The discovery of gold in 1874 set off one of the last great gold rushes in the country. Miners moved into the northern Black Hills, and Deadwood was born. Practically overnight, the tiny gold camp boomed into a town that attracted gamblers, gunslingers and gold seekers from every walk of life.
While photos provide a rich history, it wasn't until the summer 2001 that archivists discovered the story buried beneath Lower Main Street.
"This really was a crash course into Deadwood's unique history," said Mike Runge, archivist with the City of Deadwood.
Runge was part of the crew that began uncovering the past. The four-year dig would become South Dakota's largest archeological collection. It included 187 Chinese coins, some dating back 100 years before Deadwood.
"They had this wonderful and really unique culture that they brought into the American frontier," Runge said.
"The Chinese played an important role in settling the Deadwood Gulch," said Kevin Kuchenbecker, Deadwood Historic Preservation Officer. "They were businessmen, residents, merchants, miners and so seeing the tokens, the coins, the currency in the ground is really neat."
But, since seeing the light of day for the first time in more than a century, the coins were infected with Bronze Disease.
"We scanned the coins in 2010 and made a pretty startling discovery: the coins themselves were slowly disintegrating," Runge said.
Only about 20 percent of the coins have legible markings. But they won't last long without protection.
"If left in the condition they are today, we could lose them," Kuchenbecker said.
Deadwood's Historic Preservation team commissioned the Maryland Archeological Conservation Laboratory for a cure. The lab technicians will remove corrosion, desalinate and cover each coin with a protective coating.
In the end, they'll look much like the frontier era guns discovered around the same time as the coins.
"At the time, the guns were pretty corroded. They resembled a gun, they had the look and feel of a gun, but they were also heavily corroded," Runge said.
The guns were sent to Maryland last year. The X-ray and cleaning process revealed something startling: one of the guns, an 1868 or 69 Colt revolver, was loaded. Another revelation: the brass trigger guards did not oxidize like the iron on the rest of the guns, revealing the serial numbers.

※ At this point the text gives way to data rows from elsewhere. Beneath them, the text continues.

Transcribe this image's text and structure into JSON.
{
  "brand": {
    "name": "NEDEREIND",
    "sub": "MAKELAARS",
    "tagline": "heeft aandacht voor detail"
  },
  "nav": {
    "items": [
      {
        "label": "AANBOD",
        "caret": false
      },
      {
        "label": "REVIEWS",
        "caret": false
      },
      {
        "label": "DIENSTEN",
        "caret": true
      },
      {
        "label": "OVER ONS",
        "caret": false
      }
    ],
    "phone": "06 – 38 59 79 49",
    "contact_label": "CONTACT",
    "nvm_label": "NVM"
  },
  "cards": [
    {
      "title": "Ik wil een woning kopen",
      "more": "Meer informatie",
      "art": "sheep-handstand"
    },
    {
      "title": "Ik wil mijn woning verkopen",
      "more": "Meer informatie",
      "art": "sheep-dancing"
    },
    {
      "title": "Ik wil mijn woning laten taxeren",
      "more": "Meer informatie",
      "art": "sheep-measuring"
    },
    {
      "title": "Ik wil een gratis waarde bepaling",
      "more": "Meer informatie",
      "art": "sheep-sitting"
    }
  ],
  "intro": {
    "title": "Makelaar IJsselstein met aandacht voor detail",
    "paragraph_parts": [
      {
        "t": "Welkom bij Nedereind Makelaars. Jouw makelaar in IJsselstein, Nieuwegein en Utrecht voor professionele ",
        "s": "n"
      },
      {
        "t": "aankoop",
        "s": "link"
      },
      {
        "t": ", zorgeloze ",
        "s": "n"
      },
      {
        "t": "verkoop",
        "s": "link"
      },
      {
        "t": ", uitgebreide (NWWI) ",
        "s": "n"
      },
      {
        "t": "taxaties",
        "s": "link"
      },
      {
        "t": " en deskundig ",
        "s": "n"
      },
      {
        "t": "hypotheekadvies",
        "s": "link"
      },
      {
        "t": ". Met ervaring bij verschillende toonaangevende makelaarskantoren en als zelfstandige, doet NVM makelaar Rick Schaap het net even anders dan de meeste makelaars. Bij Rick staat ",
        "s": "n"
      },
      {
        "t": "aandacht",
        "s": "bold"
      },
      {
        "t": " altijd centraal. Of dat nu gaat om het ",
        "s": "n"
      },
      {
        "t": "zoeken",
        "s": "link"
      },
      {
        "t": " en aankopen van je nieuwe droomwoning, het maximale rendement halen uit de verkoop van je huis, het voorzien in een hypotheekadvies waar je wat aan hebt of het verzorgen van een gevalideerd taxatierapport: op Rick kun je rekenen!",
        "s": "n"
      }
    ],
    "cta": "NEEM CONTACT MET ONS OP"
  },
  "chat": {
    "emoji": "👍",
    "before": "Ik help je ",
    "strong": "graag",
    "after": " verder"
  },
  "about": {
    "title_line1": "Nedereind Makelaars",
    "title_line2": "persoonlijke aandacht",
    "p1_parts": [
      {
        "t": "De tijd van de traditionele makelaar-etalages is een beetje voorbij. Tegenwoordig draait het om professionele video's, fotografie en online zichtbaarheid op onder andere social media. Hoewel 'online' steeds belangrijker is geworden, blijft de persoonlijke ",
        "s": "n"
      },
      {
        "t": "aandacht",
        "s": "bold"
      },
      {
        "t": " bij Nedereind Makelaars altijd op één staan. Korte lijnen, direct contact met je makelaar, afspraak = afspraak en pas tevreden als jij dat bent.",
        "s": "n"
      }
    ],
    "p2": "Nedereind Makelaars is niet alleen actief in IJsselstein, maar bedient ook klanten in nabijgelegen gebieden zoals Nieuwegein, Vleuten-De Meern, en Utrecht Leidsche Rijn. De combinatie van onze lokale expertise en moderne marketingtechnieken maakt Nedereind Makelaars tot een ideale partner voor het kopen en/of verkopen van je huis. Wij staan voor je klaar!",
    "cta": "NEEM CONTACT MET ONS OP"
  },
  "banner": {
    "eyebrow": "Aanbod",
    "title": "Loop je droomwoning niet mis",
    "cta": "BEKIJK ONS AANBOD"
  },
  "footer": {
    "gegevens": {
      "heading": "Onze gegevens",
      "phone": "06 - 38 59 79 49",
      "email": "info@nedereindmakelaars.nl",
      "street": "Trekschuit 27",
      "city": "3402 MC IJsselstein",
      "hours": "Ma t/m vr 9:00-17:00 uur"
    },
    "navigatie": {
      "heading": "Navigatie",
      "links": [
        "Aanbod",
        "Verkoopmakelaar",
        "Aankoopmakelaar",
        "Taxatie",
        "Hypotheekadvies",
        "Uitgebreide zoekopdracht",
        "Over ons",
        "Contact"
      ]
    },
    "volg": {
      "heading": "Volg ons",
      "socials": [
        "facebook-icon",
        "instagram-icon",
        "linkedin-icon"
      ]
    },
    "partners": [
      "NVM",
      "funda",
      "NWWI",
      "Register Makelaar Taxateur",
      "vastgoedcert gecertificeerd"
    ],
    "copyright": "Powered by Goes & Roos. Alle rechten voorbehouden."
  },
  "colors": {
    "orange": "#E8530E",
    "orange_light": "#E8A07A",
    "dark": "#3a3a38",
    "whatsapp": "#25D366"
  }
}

So, Runge and his team will eventually be able to track the guns' path to Deadwood.
"These serial numbers will tell us when the gun was created and where it was shipped to," Runge said.
In addition to the guns and the coins, more than 250,000 objects were excavated in the Chinatown dig including these magnificent ceramics.
And there could be more beneath the streets of this old west town - history that made Deadwood famous.
"It's still out there and we're still searching for it and we're still piecing the puzzle together," Kuchenbecker said.
Mike Runge anticipates the Chinese coin collection to be on display sometime next year. The guns will be available for public view this summer.